The typical frequency of a Arduino PWM pin is 490Hz.
Are you saying a PWM signal comprises of all frequencies up to 490Hz (see attached)
and the filter 'highlights' the frequency we're interested in?CheersJase
Also, you do know this will give you a voltage but you may not pull current?
Wow! Thanks so much for the replies. So a wave is comprised of frequencies (harmonics) both above and below the fundamental frequency.
This is the Fourier Series concept. Note that it does NOT mean that the waveform IS physically a sum of these things.
I don't see why it isn't (assuming, of course, that the waveform is truly periodic and exists from time t = -infinity to time t = infinity). Either way, there's no need to confuse OP. For all intents and purposes, a truly periodic signal IS physically a sum of the harmonics found by computing the Fourier Series.

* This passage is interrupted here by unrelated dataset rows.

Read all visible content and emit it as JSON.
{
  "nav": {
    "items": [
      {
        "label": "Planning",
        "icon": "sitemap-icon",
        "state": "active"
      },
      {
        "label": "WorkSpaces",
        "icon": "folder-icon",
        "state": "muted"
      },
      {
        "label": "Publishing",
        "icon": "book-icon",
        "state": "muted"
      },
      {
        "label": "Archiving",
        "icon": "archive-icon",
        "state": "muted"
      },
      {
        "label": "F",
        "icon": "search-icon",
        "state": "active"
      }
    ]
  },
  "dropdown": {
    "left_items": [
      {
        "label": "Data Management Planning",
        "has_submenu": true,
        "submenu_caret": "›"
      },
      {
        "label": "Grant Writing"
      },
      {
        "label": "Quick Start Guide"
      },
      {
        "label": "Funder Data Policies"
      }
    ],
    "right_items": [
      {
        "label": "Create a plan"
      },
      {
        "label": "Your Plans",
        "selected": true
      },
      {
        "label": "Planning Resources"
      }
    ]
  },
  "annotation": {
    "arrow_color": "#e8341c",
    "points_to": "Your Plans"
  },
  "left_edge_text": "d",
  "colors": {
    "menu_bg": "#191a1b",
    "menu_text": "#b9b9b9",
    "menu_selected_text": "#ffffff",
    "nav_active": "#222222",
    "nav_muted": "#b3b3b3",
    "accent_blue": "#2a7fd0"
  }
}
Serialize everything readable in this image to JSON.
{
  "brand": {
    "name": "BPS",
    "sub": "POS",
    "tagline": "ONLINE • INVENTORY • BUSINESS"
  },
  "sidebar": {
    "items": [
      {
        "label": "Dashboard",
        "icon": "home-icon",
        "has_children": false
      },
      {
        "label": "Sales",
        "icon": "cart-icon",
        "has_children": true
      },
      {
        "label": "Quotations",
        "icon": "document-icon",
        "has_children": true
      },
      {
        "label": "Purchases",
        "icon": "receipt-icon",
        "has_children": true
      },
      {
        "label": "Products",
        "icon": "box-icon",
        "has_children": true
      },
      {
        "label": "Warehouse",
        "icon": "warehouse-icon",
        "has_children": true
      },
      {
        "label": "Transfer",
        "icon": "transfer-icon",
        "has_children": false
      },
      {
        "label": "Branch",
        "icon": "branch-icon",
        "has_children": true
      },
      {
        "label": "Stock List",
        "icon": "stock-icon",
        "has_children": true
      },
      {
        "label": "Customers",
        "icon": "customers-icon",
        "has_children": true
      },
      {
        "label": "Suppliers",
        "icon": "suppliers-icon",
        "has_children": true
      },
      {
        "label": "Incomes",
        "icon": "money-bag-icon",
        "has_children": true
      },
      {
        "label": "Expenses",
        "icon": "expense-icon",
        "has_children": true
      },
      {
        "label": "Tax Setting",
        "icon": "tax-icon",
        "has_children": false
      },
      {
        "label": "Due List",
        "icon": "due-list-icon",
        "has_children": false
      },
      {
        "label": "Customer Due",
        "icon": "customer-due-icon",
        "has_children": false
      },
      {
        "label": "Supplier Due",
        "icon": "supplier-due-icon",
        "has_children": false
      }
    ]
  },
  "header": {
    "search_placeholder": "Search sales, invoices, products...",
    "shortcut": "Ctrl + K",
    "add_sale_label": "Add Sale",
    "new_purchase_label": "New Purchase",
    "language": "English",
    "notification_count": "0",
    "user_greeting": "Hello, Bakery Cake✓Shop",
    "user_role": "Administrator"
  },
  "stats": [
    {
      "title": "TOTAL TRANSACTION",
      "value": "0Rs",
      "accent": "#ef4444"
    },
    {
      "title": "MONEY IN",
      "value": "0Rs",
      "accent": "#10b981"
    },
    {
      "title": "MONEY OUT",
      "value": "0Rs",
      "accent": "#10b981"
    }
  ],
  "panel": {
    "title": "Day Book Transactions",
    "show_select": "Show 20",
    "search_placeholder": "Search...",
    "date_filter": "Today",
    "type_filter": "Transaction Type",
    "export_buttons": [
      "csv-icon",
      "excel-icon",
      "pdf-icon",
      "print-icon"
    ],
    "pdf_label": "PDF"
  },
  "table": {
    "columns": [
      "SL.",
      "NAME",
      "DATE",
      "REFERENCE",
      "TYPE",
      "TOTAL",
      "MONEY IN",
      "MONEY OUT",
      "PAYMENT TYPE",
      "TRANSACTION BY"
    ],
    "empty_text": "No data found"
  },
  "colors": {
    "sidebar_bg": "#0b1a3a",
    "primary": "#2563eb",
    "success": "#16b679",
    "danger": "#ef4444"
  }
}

Because.... physically, the physical signal in the time domain is 'The time domain Signal'.... which ...in this case.... is a periodic 2-level waveform (when the input is held at a constant value that is). Not a bunch of sinusoids (plus a DC shift, if there is one).

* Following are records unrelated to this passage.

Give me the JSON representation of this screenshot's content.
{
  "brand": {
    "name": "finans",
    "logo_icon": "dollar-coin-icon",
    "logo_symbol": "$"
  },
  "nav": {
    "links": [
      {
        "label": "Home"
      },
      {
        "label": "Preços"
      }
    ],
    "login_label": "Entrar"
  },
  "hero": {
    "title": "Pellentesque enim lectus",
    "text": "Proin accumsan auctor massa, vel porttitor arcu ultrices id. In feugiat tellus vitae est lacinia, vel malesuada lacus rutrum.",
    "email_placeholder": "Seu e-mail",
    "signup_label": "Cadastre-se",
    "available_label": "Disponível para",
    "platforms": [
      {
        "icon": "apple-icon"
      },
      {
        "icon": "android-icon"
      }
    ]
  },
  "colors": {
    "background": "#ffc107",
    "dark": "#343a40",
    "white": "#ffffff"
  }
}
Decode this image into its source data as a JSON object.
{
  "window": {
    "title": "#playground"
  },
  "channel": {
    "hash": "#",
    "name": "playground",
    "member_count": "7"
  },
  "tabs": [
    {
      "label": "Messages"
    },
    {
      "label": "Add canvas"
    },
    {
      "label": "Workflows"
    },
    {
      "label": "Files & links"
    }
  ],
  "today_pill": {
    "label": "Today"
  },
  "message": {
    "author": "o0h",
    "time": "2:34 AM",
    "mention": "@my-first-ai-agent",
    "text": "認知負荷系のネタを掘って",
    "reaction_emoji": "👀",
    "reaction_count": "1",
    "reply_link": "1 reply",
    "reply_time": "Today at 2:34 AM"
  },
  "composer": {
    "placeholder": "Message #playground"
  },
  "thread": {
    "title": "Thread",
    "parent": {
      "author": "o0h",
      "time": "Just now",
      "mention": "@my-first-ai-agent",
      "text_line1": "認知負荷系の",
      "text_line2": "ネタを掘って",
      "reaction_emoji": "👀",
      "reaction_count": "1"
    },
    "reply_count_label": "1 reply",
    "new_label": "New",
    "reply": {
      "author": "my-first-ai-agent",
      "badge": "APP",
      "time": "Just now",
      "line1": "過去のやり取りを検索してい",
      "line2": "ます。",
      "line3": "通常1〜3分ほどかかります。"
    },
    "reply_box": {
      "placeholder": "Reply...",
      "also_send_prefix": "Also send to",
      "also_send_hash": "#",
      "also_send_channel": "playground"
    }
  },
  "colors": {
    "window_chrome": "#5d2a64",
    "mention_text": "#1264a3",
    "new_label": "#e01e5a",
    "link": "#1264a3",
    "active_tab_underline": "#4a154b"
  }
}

Also, if you look at a PWM signal specifically, even though it is a "2-level waveform", it still is comprised of sinusoids.